Tomkins currently lives in Melbourne, Australia with his family. He works in financial services for UBS and has maintained his fast-paced life beyond his international rowing career.

“Having come from such a competitive environment and career, I think everyone needs something significant outside of normal life to aim for. Whether to run a marathon, or do a big bike ride, learn a musical instrument or a new language. Something that you’ve actually got to devote some time for. Especially rowers and athletes who have already done that, it’s a natural extension to do that later in life. It’s certainly what I’ve found that I’m doing,” Tomkins says.

He is currently training for a race in Hawaii, that was postponed due to the Covid-19 outbreak. Laughing, he says the rowing world probably won’t like it.

“I’m now kayaking,” he says. “I’m going forward now and I’m doing a big race in Hawaii where you paddle from one Hawaiian Island to another, it’s 54 kilometres.”

Tomkins says he enjoys going forward, and while it’s completely different, it is also fantastic just to be back on the water.

But Tomkins has not drifted too far from the sport of rowing. He serves on the Australian Olympic Committee and is also a member of the International Olympic Committee Athlete Commission. Recently, he has started advising the rowing programme at his daughters’ school.

“I got involved to calm the whole thing down and make it fun again. I really, really enjoy being involved. And just to encourage that it can be fun and you can still go fast,” Tomkins says.

And he still does get into a rowing boat every ‘now and again’. Last year he competed at the Head of the Charles Regatta in Boston, USA.

“The great thing about going to Boston was to see all the people that used to race, race against, but also just people that were racing around that same time.”

Looking back on his career, Tomkins has a myriad of good memories. He says the reason he kept rowing for so long was a combination of fun, rowing with his best mates, travel and having balance with work.

“When I look back I think wow, what a fantastic time. One, you’re rowing with some of your best mates. Two, you are representing your county and three, you get to travel around the world. It’s all of that that I look back on.”

“That’s what everyone talks about is that balanced life, which then helps with transition. I had already started my career while competing, which made the transition really easy and that’s the reason I competed as long as I did,” Tomkins explains.

But he also recognises that the key component is an understanding coach. While athletes know the importance of balance, coaches are often paid for results, Tomkins explains. “There is a bit of tension between the two. You need an understanding coach,” he says.

Looking to the future, Tomkins does not plan to make many changes, but he does have a bit of advice for the younger generation.

“My advice would be to make sure you’re having fun in whatever you’re doing, at whatever level.
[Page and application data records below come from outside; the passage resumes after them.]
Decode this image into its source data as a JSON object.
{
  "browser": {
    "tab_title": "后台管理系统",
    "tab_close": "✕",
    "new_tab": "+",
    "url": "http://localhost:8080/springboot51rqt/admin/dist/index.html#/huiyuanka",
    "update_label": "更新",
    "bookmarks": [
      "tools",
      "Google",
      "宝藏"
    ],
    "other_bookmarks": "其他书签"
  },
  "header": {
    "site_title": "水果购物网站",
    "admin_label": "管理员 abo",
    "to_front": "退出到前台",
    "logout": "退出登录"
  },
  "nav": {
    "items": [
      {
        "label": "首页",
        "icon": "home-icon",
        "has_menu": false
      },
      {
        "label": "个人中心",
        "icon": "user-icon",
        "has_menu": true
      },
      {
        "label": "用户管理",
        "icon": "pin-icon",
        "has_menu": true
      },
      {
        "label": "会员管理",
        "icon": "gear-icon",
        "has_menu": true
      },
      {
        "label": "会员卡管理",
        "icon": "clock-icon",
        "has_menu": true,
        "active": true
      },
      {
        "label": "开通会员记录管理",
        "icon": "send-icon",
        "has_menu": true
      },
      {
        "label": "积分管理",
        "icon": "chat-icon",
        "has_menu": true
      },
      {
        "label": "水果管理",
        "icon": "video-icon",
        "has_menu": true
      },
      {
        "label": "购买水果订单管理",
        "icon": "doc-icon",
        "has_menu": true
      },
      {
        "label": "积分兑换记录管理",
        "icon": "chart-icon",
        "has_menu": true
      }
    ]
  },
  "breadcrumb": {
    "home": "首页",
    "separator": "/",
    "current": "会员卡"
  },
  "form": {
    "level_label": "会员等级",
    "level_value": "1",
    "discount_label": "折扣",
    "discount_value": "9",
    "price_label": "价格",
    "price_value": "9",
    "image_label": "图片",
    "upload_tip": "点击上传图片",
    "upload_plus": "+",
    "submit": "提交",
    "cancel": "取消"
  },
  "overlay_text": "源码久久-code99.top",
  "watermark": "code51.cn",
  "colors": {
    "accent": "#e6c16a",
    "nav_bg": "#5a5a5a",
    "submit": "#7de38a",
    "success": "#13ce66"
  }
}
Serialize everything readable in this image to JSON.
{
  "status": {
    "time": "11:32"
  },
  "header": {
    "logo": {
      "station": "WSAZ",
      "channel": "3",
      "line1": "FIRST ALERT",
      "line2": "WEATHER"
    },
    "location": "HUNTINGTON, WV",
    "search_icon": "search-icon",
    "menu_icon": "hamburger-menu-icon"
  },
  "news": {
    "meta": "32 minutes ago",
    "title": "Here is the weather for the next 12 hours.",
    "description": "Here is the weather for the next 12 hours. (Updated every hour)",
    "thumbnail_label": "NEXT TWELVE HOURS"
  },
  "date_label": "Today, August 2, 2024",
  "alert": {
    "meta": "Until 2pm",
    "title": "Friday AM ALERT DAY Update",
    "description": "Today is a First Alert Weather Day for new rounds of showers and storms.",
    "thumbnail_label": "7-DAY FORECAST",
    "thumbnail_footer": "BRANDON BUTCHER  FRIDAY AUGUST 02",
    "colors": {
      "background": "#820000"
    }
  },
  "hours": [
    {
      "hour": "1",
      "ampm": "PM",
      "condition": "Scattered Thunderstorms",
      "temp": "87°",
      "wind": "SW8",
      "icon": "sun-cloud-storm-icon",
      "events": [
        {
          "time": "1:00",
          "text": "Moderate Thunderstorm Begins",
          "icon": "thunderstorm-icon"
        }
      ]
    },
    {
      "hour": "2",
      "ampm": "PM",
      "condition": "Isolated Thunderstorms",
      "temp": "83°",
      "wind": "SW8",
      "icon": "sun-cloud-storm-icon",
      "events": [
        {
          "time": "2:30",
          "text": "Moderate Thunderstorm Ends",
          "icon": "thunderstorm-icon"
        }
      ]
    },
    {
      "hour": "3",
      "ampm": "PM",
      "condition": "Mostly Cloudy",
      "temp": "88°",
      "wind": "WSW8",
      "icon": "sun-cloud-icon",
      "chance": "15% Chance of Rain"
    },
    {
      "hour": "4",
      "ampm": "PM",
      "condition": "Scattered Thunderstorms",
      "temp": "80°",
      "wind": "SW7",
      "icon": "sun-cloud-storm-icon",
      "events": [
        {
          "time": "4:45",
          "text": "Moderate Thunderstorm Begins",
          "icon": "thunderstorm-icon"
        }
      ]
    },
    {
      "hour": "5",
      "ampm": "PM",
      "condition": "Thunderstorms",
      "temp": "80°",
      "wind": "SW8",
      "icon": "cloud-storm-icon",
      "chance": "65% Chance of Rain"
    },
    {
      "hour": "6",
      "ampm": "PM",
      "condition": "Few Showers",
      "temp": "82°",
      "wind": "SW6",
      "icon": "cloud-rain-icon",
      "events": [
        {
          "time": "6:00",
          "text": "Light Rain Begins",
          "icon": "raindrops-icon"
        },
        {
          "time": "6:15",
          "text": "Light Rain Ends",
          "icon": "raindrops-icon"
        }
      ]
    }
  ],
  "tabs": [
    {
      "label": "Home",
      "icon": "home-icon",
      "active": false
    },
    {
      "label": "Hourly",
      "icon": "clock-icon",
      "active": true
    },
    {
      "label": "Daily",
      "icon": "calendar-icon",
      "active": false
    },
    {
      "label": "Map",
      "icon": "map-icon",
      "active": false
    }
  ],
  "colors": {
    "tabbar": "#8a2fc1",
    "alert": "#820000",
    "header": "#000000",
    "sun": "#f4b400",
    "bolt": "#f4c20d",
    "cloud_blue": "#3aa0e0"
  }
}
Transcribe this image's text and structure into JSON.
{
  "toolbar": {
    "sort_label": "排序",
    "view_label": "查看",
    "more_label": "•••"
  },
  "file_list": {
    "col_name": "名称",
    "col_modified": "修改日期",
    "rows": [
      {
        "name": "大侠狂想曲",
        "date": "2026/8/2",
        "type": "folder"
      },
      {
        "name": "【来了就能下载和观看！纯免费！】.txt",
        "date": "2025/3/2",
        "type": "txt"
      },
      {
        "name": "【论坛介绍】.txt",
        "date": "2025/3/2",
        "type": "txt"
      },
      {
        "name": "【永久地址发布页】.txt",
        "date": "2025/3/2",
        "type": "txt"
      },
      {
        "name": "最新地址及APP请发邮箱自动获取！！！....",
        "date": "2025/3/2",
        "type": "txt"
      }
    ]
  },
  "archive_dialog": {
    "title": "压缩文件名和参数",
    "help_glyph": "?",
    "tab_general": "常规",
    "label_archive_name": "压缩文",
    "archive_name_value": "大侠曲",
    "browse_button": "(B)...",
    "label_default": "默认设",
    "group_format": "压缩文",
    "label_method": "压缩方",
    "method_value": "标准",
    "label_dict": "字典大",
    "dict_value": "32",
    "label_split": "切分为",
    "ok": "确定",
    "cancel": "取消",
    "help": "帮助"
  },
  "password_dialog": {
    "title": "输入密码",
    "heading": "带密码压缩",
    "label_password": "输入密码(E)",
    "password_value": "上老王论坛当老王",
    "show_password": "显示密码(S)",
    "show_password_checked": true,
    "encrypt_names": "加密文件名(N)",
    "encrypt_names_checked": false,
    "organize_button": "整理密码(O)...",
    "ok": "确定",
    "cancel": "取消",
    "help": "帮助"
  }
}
If it’s not fun, you’re not going to do it well. Secondly, try and have some balance in life. And third, surround yourself with really good people. And make the most of it, because you’re a long time retired.”